What I Wish I knew When I Started

The title says it all, right?

I remember sitting down for the very first time to write a novel--this wasn't technically my "first novel" either--well, it was my first. But it was also going to be my only novel! (I'm currently writing my ninth or tenth, maybe even eleventh. I've written enough that I've lost count.)

Anyhow, I was in my mid-twenties, had one small child, was a stay-at-home mom, had no writing experience other than the little bit I'd learned in high school and a year of college. It had been a long time since I'd written anything! I was an infant in the writing world.

I couldn't even type without watching my fingers!

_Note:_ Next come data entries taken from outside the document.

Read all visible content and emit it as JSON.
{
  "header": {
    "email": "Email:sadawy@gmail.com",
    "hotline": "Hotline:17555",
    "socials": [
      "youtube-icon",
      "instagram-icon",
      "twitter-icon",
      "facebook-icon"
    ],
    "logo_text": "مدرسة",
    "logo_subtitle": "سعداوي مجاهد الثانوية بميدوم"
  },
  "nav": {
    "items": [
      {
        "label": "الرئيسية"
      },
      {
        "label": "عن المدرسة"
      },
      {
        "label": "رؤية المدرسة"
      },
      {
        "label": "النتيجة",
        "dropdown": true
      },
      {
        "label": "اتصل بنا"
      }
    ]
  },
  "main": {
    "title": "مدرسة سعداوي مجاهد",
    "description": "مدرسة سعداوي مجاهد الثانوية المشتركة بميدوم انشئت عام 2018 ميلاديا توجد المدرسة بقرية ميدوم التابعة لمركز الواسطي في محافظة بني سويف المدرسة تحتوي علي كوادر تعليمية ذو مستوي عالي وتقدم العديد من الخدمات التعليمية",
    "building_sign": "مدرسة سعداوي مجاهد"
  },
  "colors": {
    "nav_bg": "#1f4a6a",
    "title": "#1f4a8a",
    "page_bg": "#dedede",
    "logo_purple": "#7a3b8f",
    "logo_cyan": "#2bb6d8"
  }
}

So, I sat down in a dark, cold basement, at my computer desk, and stared at the screen, wondering how in the world to put the images I saw in my head down onto paper. What I wish I knew back then? The first thing I wish I knew is:

LESS IS MORE (especially in YA).

I'd write eight paragraphs about what my character was wearing. Or a page on how the fog looked pooled below frost-covered pines. Instead of writing a story, I wrote a lot of description. And pretty crappy description!

More to come on this subject--there's a lot I wish I knew back then!

And come back tomorrow because I'm helping a fellow Bookanista, Gretchen McNeil, with her mind-blowing cover reveal!

17 comments:

Karen Akins said...

I'm curious about your first 7, 8, 9, however many novels. Did you revise them to the point that you thought they were queryable? In other words, did you think each one was a winner? And then when you reached the winner, did you *know*?

Mary Lindsey said...

Ah. A greater writing truth never existed.

So excited to see Gretchen's cover!

Stephanie McGee said...

LOL. I had the same problem with the first try at my first novel. (It took me 8 years to get the thing finished. I got stuck in an editing mode where I revised what I'd written but added nothing new to the story to get myself closer to finishing.) In the end, I sat down and just wrote the story from the start with fresh words. I covered the same information in about 1/3 of the wordage as I'd had before.

Angie said...

That's good advice. I know I was equally clueless when I started out.

Laura Pauling said...

there are many things I wish I understood starting out but sometimes it just takes time to grasp the concepts.

L.T. Elliot said...

I think that's one thing we all get wrong when we start out. But you don't know what you don't know until you do. *hugs*

Angela Felsted said...

Sometimes you just have to give yourself permission to suck. We all do it, right? How great that you've come so far and now know so much.

Jenn Johansson said...

So, so true. I tended to do the opposite and describe nothing. Everything occurred in a white room and everyone was naked...

Now that I think about it, that kind of writing belongs in a completely different genre. :)

lotusgirl said...

The whole less is more thing is one of my favorite things about YA lit.

Jemi Fraser said...

I wish I'd known that about description too. My first 'real' attempt to write a novel included entire pages that needed to be deleted :)

Michelle McLean said...

lol oh ditto on that. I had my character walking into her house and spent 4 PAGES describing in minute detail every inch of the house :D

Bethany Wiggins said...

I am so glad I'm not the only one who started out this way! I've learned that the delete button is my friend.

Caleb said...

I 'wrote' my first 'novel' when I was 16. It was all downhill from there.

Medeia Sharif said...

I also remember my paragraphs and pages of description when I should have cut to action.

Stina Lindenblatt said...

I wish I had known that I was telling when I thought I was showing. And that historical romances for twenty years ago weren't the best examples to follow in terms of writing. ;)

Julia's Child said...

Truer words = never spoken.
Sarah P.

lbdiamond said...

Less is more--excellent point & so true!!!